"""

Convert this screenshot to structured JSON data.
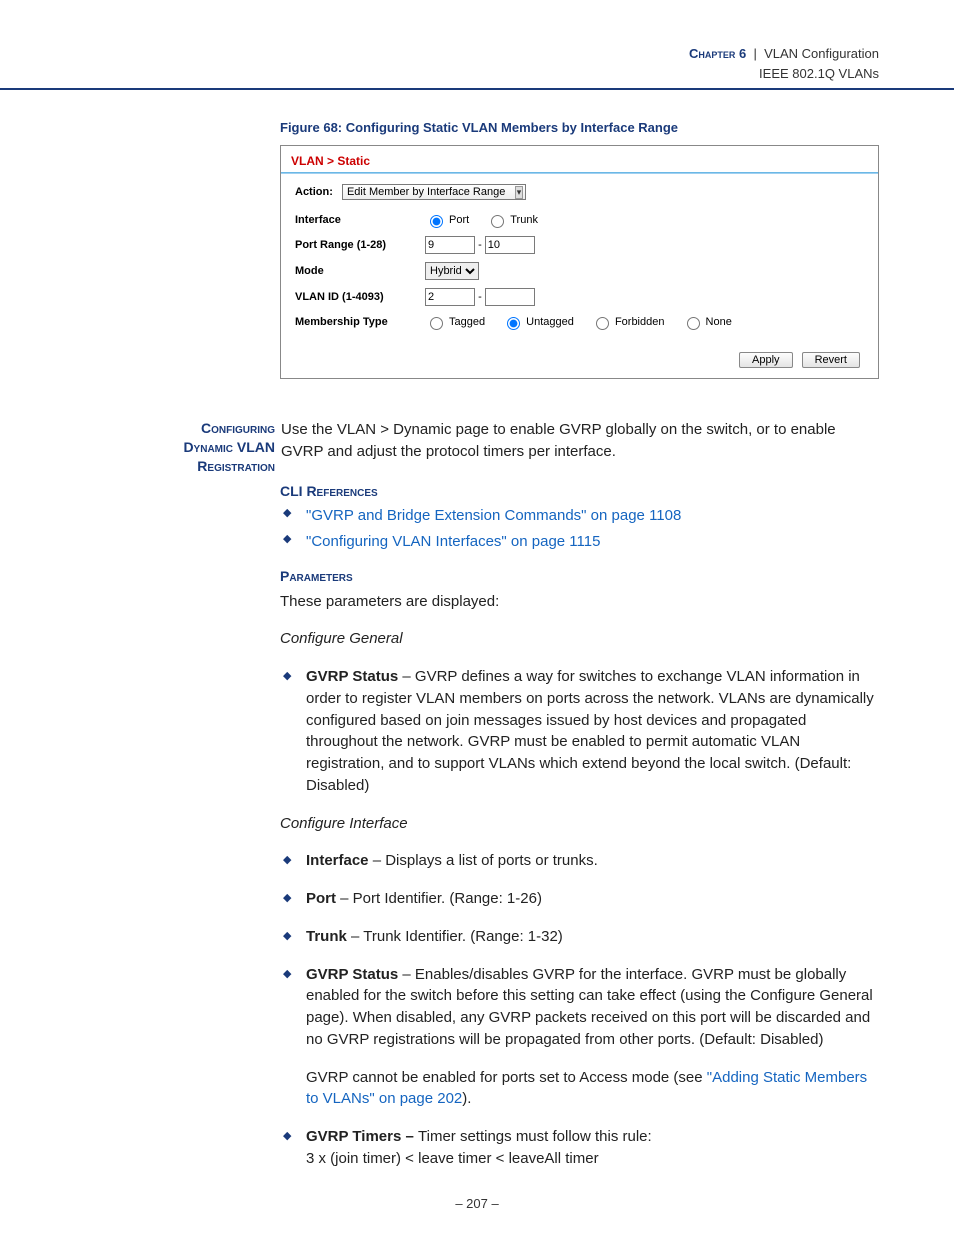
{
  "header": {
    "chapter": "Chapter 6",
    "sep": "|",
    "title": "VLAN Configuration",
    "subtitle": "IEEE 802.1Q VLANs"
  },
  "figure": {
    "caption": "Figure 68:  Configuring Static VLAN Members by Interface Range"
  },
  "panel": {
    "breadcrumb": "VLAN > Static",
    "action_label": "Action:",
    "action_value": "Edit Member by Interface Range",
    "rows": {
      "interface_label": "Interface",
      "iface_port": "Port",
      "iface_trunk": "Trunk",
      "port_range_label": "Port Range (1-28)",
      "port_range_from": "9",
      "port_range_sep": "-",
      "port_range_to": "10",
      "mode_label": "Mode",
      "mode_value": "Hybrid",
      "vlan_id_label": "VLAN ID (1-4093)",
      "vlan_id_from": "2",
      "vlan_id_sep": "-",
      "vlan_id_to": "",
      "mem_label": "Membership Type",
      "mem_tagged": "Tagged",
      "mem_untagged": "Untagged",
      "mem_forbidden": "Forbidden",
      "mem_none": "None"
    },
    "btn_apply": "Apply",
    "btn_revert": "Revert"
  },
  "doc": {
    "side_head_l1": "Configuring",
    "side_head_l2": "Dynamic VLAN",
    "side_head_l3": "Registration",
    "intro": "Use the VLAN > Dynamic page to enable GVRP globally on the switch, or to enable GVRP and adjust the protocol timers per interface.",
    "cli_head": "CLI References",
    "cli_link1": "\"GVRP and Bridge Extension Commands\" on page 1108",
    "cli_link2": "\"Configuring VLAN Interfaces\" on page 1115",
    "params_head": "Parameters",
    "params_intro": "These parameters are displayed:",
    "cg_head": "Configure General",
    "gvrp_status_term": "GVRP Status",
    "gvrp_status_text": " – GVRP defines a way for switches to exchange VLAN information in order to register VLAN members on ports across the network. VLANs are dynamically configured based on join messages issued by host devices and propagated throughout the network. GVRP must be enabled to permit automatic VLAN registration, and to support VLANs which extend beyond the local switch. (Default: Disabled)",
    "ci_head": "Configure Interface",
    "iface_term": "Interface",
    "iface_text": " – Displays a list of ports or trunks.",
    "port_term": "Port",
    "port_text": " – Port Identifier. (Range: 1-26)",
    "trunk_term": "Trunk",
    "trunk_text": " – Trunk Identifier. (Range: 1-32)",
    "gvrp2_term": "GVRP Status",
    "gvrp2_text": " – Enables/disables GVRP for the interface. GVRP must be globally enabled for the switch before this setting can take effect (using the Configure General page). When disabled, any GVRP packets received on this port will be discarded and no GVRP registrations will be propagated from other ports. (Default: Disabled)",
    "gvrp2_extra_pre": "GVRP cannot be enabled for ports set to Access mode (see ",
    "gvrp2_extra_link": "\"Adding Static Members to VLANs\" on page 202",
    "gvrp2_extra_post": ").",
    "timers_term": "GVRP Timers – ",
    "timers_text1": "Timer settings must follow this rule:",
    "timers_text2": "3 x (join timer) < leave timer < leaveAll timer"
  },
  "footer": {
    "page": "–  207  –"
  }
}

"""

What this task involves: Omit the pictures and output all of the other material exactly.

Result of the task:
Convert this screenshot to structured JSON data.
{
  "header": {
    "chapter": "Chapter 6",
    "sep": "|",
    "title": "VLAN Configuration",
    "subtitle": "IEEE 802.1Q VLANs"
  },
  "figure": {
    "caption": "Figure 68:  Configuring Static VLAN Members by Interface Range"
  },
  "panel": {
    "breadcrumb": "VLAN > Static",
    "action_label": "Action:",
    "action_value": "Edit Member by Interface Range",
    "rows": {
      "interface_label": "Interface",
      "iface_port": "Port",
      "iface_trunk": "Trunk",
      "port_range_label": "Port Range (1-28)",
      "port_range_from": "9",
      "port_range_sep": "-",
      "port_range_to": "10",
      "mode_label": "Mode",
      "mode_value": "Hybrid",
      "vlan_id_label": "VLAN ID (1-4093)",
      "vlan_id_from": "2",
      "vlan_id_sep": "-",
      "vlan_id_to": "",
      "mem_label": "Membership Type",
      "mem_tagged": "Tagged",
      "mem_untagged": "Untagged",
      "mem_forbidden": "Forbidden",
      "mem_none": "None"
    },
    "btn_apply": "Apply",
    "btn_revert": "Revert"
  },
  "doc": {
    "side_head_l1": "Configuring",
    "side_head_l2": "Dynamic VLAN",
    "side_head_l3": "Registration",
    "intro": "Use the VLAN > Dynamic page to enable GVRP globally on the switch, or to enable GVRP and adjust the protocol timers per interface.",
    "cli_head": "CLI References",
    "cli_link1": "\"GVRP and Bridge Extension Commands\" on page 1108",
    "cli_link2": "\"Configuring VLAN Interfaces\" on page 1115",
    "params_head": "Parameters",
    "params_intro": "These parameters are displayed:",
    "cg_head": "Configure General",
    "gvrp_status_term": "GVRP Status",
    "gvrp_status_text": " – GVRP defines a way for switches to exchange VLAN information in order to register VLAN members on ports across the network. VLANs are dynamically configured based on join messages issued by host devices and propagated throughout the network. GVRP must be enabled to permit automatic VLAN registration, and to support VLANs which extend beyond the local switch. (Default: Disabled)",
    "ci_head": "Configure Interface",
    "iface_term": "Interface",
    "iface_text": " – Displays a list of ports or trunks.",
    "port_term": "Port",
    "port_text": " – Port Identifier. (Range: 1-26)",
    "trunk_term": "Trunk",
    "trunk_text": " – Trunk Identifier. (Range: 1-32)",
    "gvrp2_term": "GVRP Status",
    "gvrp2_text": " – Enables/disables GVRP for the interface. GVRP must be globally enabled for the switch before this setting can take effect (using the Configure General page). When disabled, any GVRP packets received on this port will be discarded and no GVRP registrations will be propagated from other ports. (Default: Disabled)",
    "gvrp2_extra_pre": "GVRP cannot be enabled for ports set to Access mode (see ",
    "gvrp2_extra_link": "\"Adding Static Members to VLANs\" on page 202",
    "gvrp2_extra_post": ").",
    "timers_term": "GVRP Timers – ",
    "timers_text1": "Timer settings must follow this rule:",
    "timers_text2": "3 x (join timer) < leave timer < leaveAll timer"
  },
  "footer": {
    "page": "–  207  –"
  }
}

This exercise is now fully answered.